Gladstone's world is not far removed from that of Dag Maxwell, the African-American star basketball player on the team he owns, or of Russell Plesko, a white cop whose decision one normal morning has consequences that reshape a number of lives.
Gladstone is a man with good intentions, but in a fit of pique he utters words that are misinterpreted, and when they go viral, he finds himself accused of being a racist.
Jay discovers all too late that his past good deeds aren’t going to redeem him in the eyes of the public.
The vivid, diverse cast of characters whose lives converge and conflict in this captivating novel exposes important questions about race, wealth, and the American justice system.
Larry David of Seinfeld and Curb Your Enthusiasm fame, gave The Hazards Of Good Fortune high praise, calling it "a wild and funny page-turner of a novel that grabs you and doesn’t let go. I still have bruises.”
The Hazards Of Good Fortune is about how we define what it means to be good, and how being good is never simple.

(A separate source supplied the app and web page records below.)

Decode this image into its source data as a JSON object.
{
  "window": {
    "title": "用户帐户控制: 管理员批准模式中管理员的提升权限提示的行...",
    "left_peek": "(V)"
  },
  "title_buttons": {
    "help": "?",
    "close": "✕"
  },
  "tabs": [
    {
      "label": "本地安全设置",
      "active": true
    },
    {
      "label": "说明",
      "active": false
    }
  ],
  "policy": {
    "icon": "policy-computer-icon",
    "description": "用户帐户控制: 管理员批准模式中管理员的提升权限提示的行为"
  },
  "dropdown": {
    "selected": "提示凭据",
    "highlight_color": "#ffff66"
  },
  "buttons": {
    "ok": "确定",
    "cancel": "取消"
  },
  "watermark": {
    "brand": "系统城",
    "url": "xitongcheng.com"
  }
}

Is Jay Gladstone an avatar of white privilege or a Job for our time? Is he a good guy? These are questions that Greenland hopes readers will ponder.
Seth Greenland On Why He Wrote The Hazards Of Good Fortune:

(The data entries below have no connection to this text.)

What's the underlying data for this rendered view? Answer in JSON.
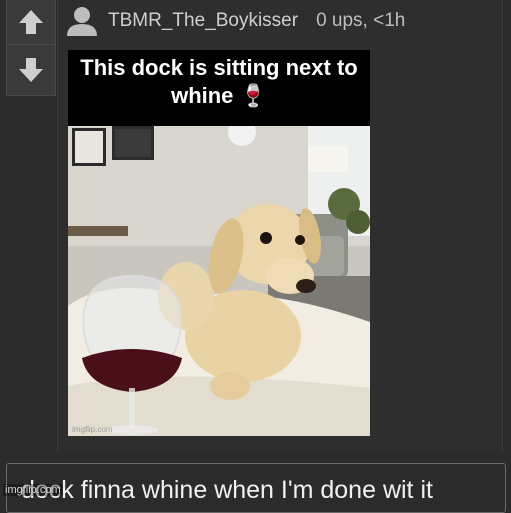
{
  "comment": {
    "username": "TBMR_The_Boykisser",
    "meta": "0 ups, <1h",
    "icons": {
      "upvote": "arrow-up-icon",
      "downvote": "arrow-down-icon",
      "avatar": "user-avatar-icon"
    },
    "meme": {
      "caption": "This dock is sitting next to whine 🍷",
      "watermark": "imgflip.com"
    }
  },
  "reply": {
    "value": "dock finna whine when I'm done wit it"
  },
  "site_watermark": "imgflip.com",
  "colors": {
    "background": "#2b2b2b",
    "card": "#2e2e2e",
    "vote_box": "#3a3a3a",
    "text": "#e8e8e8"
  }
}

My father died in 2011. He wanted to be a writer. Instead, he became a successful advertising executive in New York City who weathered the storms of the 1970s. The heads of these families were his peers and he knew them socially. I went to high school with some of their kids; kids who have now inherited their businesses. To my knowledge, no novelist had written about one of these families. They are immigrant success stories; people who have achieved great power in American society in an arena whose inner workings remain largely unknown to the public. When I was in high school, I had a summer job at my father's agency, and every day we drove into the city through the Bronx and Harlem. In the novel, I drew on memories of those conversations and on my impressions of the whole graffiti-splattered vanished city. Writing about my father's world was a way for me to spend time with him.
The book depicts the racial kaleidoscope of our era. I have been fascinated by black American culture since I was in high school. Read Eldridge Cleaver in the eighth grade. Was obsessed by blues musicians, worshiped basketball players, particularly the playground legends. Getting to interview Kareem Adbul-Jabbar in my role as the host of the Los Angeles Review of Books Radio Hour was a life highlight for a New York kid. These interests in the context of 2018 have become retroactively problematic. To some, they smack of "festishisizing" or "othering." There are well-meaning people who think a writer who is not a member of a particular group lacks "standing" to write about that group. There are black characters in The Hazards Of Good Fortune, along with Jews, Italians, Russians, and WASPs. It's a New York novel, for god sakes. One of the main characters is an NBA player.
I've been a diehard NBA fan since I was a kid, attended Knicks games in Madison Square Garden and now I suffer with the Clippers in Los Angeles. A few years ago, I became obsessed with the Donald Sterling saga, where the Clippers owner was accused of being a racist, primarily because he was one. The NBA rightly booted him out. The novelist in me asked what if one of these latter day Jewish tycoons, like the kind I grew up around, found himself in a Sterling-like situation, but maybe undeservedly. What if he wasn't a racist? Mark Twain said a lie gets halfway around the world before the truth can pull its pants on.
The protagonist of The Hazards Of Good Fortune is a good guy. Mostly. And then he says something that gets misinterpreted. We're in a cultural moment now where people are confused about who is allowed to say what. #MeToo and Black Lives Matter are ascendant. Power structures are being challenged. Our society is at an inflection point, and this seemed like the right time to pull on my rubber boots and wade into the national conversation.